EXERCISE MATERIAL START

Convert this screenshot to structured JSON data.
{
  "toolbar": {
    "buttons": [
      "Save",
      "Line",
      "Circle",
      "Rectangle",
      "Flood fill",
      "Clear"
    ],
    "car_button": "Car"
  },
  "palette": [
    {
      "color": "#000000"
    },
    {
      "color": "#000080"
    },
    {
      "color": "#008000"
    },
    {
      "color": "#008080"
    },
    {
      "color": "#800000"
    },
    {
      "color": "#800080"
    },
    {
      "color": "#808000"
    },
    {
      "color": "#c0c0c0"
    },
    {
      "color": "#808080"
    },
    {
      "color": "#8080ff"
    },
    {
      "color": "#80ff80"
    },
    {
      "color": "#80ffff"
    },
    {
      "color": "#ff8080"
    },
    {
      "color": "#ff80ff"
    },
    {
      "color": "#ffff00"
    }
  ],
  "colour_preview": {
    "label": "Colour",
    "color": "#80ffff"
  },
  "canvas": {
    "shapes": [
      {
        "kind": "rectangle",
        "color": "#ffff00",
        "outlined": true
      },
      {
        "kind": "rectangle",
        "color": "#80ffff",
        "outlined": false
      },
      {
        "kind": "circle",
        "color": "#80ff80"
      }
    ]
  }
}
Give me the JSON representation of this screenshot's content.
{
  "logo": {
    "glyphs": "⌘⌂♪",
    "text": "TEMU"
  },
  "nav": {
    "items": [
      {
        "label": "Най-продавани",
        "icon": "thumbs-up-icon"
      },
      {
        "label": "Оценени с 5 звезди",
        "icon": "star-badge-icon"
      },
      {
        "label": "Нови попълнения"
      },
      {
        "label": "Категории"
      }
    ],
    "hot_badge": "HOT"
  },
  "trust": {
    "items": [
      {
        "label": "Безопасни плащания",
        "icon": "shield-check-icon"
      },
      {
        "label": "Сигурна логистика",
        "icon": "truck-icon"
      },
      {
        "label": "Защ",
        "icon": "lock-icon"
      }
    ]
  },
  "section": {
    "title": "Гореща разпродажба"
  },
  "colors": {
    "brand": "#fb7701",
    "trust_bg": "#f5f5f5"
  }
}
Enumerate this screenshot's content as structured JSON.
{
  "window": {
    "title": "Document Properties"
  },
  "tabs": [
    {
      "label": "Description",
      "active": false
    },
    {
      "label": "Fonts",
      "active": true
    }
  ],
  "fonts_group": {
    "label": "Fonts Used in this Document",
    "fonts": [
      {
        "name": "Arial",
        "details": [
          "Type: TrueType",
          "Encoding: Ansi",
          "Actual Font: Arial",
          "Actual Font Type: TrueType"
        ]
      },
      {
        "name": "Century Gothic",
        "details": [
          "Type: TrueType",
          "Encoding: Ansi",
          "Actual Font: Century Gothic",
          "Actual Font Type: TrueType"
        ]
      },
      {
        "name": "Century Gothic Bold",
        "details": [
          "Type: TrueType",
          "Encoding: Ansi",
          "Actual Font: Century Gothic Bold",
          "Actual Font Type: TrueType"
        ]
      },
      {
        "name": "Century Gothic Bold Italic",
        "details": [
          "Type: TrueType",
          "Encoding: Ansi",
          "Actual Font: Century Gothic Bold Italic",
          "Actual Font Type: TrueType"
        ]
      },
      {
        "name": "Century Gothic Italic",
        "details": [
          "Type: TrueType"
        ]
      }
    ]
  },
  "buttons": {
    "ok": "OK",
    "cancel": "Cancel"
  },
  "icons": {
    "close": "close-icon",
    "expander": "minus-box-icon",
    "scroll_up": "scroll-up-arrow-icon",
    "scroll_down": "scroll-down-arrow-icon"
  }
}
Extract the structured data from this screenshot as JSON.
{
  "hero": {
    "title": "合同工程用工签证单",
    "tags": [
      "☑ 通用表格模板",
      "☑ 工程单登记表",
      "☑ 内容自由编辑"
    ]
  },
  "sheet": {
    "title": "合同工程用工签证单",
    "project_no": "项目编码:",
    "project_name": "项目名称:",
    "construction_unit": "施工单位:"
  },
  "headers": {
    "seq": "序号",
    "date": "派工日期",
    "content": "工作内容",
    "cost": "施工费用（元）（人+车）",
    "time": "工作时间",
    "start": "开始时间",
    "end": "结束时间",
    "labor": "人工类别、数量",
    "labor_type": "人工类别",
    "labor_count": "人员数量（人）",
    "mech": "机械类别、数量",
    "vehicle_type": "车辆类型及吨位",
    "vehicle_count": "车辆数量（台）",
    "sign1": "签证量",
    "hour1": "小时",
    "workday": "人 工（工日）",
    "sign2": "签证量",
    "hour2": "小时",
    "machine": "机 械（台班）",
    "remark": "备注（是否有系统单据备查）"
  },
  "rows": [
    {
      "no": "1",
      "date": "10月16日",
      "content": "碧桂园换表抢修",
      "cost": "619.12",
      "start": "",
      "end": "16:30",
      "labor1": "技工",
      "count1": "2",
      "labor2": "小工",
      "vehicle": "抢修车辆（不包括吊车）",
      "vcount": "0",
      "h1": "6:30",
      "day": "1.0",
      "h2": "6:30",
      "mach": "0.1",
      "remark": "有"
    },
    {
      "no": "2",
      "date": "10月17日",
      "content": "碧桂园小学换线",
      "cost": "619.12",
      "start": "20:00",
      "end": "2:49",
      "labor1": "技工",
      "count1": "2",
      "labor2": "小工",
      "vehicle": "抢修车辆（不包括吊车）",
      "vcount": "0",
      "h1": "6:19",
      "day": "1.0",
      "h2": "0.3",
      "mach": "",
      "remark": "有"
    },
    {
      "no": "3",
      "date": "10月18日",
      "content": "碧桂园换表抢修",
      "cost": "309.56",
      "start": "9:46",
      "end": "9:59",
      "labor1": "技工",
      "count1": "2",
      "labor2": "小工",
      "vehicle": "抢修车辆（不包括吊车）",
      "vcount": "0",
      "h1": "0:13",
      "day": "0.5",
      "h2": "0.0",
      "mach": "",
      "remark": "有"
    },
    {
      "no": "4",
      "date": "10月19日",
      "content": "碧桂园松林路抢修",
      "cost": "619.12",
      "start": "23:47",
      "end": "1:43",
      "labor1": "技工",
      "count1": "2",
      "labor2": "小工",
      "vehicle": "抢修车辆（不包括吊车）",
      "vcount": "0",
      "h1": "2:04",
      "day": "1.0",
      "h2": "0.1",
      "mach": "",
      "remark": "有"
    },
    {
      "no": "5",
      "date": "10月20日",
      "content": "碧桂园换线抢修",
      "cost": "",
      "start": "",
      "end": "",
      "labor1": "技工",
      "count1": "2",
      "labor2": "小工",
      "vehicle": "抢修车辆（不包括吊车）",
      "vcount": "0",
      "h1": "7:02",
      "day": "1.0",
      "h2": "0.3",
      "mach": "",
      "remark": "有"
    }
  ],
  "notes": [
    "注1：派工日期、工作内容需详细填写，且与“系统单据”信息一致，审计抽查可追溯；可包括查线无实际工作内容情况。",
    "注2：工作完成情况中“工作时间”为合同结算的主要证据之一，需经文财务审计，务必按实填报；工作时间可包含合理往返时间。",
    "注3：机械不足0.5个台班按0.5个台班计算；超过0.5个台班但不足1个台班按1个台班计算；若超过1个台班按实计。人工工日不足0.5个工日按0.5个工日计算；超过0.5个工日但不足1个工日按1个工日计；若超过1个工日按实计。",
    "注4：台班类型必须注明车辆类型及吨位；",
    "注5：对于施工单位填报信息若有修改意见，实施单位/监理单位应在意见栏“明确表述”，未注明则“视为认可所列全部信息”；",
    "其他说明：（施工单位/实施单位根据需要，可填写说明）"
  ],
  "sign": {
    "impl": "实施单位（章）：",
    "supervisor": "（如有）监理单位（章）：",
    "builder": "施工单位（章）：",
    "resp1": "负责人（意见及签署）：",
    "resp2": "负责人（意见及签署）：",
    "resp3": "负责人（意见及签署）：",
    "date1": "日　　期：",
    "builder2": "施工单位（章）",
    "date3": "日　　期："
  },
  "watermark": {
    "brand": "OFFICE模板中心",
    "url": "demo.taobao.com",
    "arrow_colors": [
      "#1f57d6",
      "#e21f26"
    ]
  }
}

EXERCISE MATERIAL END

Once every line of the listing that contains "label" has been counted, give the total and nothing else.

11